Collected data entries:
====
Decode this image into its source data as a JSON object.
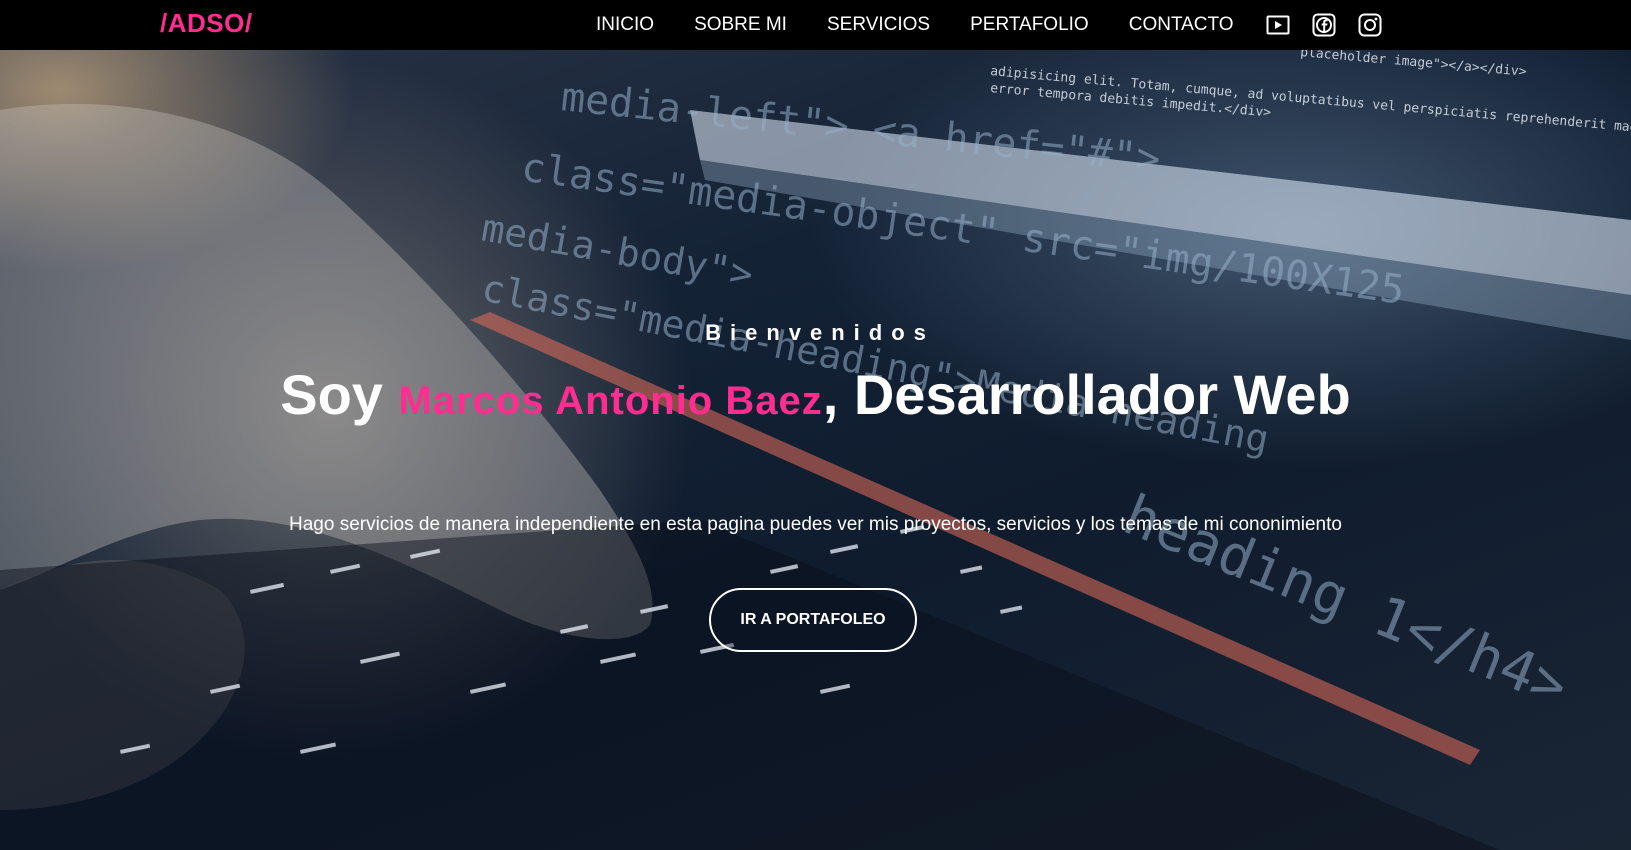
{
  "navbar": {
    "brand": "/ADSO/",
    "links": [
      "INICIO",
      "SOBRE MI",
      "SERVICIOS",
      "PERTAFOLIO",
      "CONTACTO"
    ],
    "icons": [
      "youtube-icon",
      "facebook-icon",
      "instagram-icon"
    ]
  },
  "hero": {
    "eyebrow": "Bienvenidos",
    "title_prefix": "Soy ",
    "name": "Marcos Antonio Baez",
    "title_suffix": ", Desarrollador Web",
    "description": "Hago servicios de manera independiente en esta pagina puedes ver mis proyectos, servicios y los temas de mi cononimiento",
    "button_label": "IR A PORTAFOLEO",
    "background_code": {
      "line1": "media-left\"> <a href=\"#\">",
      "line2": "class=\"media-object\" src=\"img/100X125",
      "line3": "media-body\">",
      "line4": "class=\"media-heading\">Media heading",
      "line5": "heading 1</h4>",
      "snippet1": "adipisicing elit. Totam, cumque, ad voluptatibus vel perspiciatis reprehenderit magni",
      "snippet2": "error tempora debitis impedit.</div>",
      "snippet3": "placeholder image\"></a></div>"
    }
  },
  "colors": {
    "accent": "#ff2d8f",
    "navbar": "#000000",
    "text": "#ffffff"
  }
}
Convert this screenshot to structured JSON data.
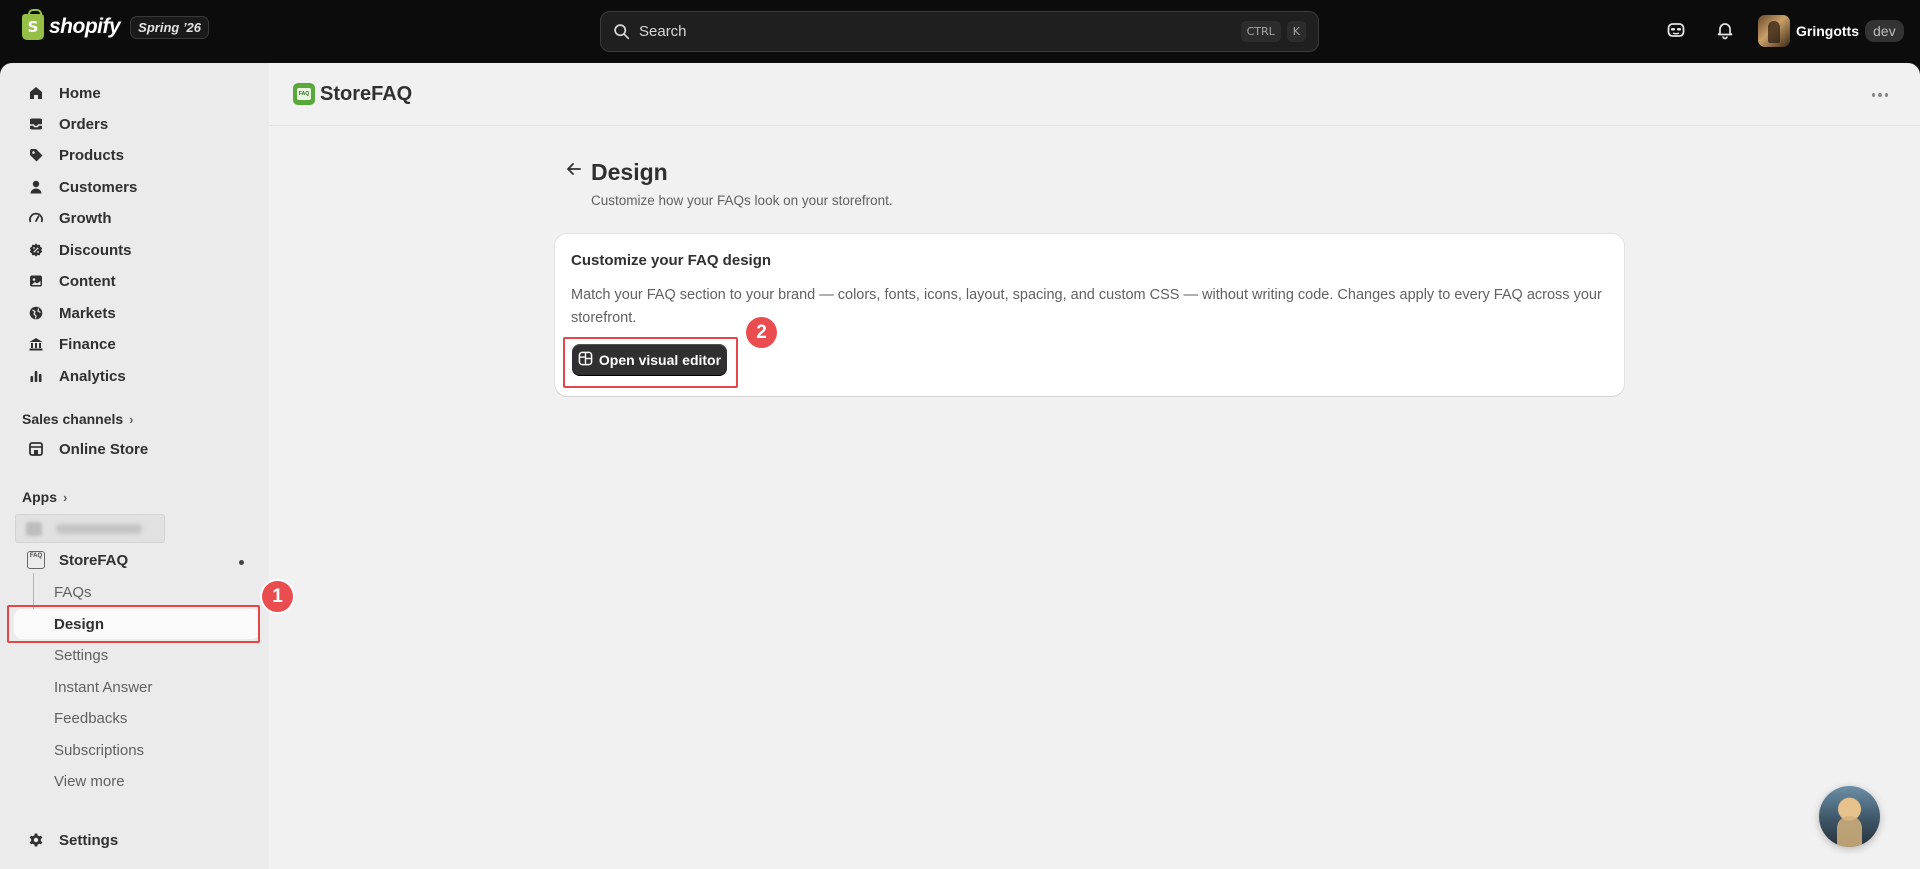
{
  "topbar": {
    "brand": "shopify",
    "edition": "Spring ’26",
    "search_placeholder": "Search",
    "shortcut_keys": [
      "CTRL",
      "K"
    ],
    "account_name": "Gringotts",
    "account_badge": "dev"
  },
  "sidebar": {
    "nav": [
      {
        "label": "Home",
        "icon": "home-icon"
      },
      {
        "label": "Orders",
        "icon": "inbox-icon"
      },
      {
        "label": "Products",
        "icon": "tag-icon"
      },
      {
        "label": "Customers",
        "icon": "person-icon"
      },
      {
        "label": "Growth",
        "icon": "gauge-icon"
      },
      {
        "label": "Discounts",
        "icon": "discount-icon"
      },
      {
        "label": "Content",
        "icon": "image-icon"
      },
      {
        "label": "Markets",
        "icon": "globe-icon"
      },
      {
        "label": "Finance",
        "icon": "bank-icon"
      },
      {
        "label": "Analytics",
        "icon": "bar-chart-icon"
      }
    ],
    "sales_channels_label": "Sales channels",
    "online_store_label": "Online Store",
    "apps_label": "Apps",
    "app_name": "StoreFAQ",
    "app_subitems": [
      "FAQs",
      "Design",
      "Settings",
      "Instant Answer",
      "Feedbacks",
      "Subscriptions",
      "View more"
    ],
    "active_subitem": "Design",
    "settings_label": "Settings"
  },
  "main": {
    "app_title": "StoreFAQ",
    "app_logo_text": "FAQ",
    "page_title": "Design",
    "page_subtitle": "Customize how your FAQs look on your storefront.",
    "card": {
      "title": "Customize your FAQ design",
      "body": "Match your FAQ section to your brand — colors, fonts, icons, layout, spacing, and custom CSS — without writing code. Changes apply to every FAQ across your storefront.",
      "button_label": "Open visual editor"
    }
  },
  "annotations": {
    "step_1": "1",
    "step_2": "2",
    "highlight_color": "#e2474a"
  },
  "colors": {
    "topbar_bg": "#0c0c0c",
    "sidebar_bg": "#ebebeb",
    "main_bg": "#f1f1f1",
    "primary_button": "#303030",
    "badge_red": "#ea4d4f"
  }
}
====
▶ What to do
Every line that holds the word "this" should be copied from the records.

▶ Written answer
Decode this image into its source data as a JSON object.
Convert this screenshot to structured JSON data.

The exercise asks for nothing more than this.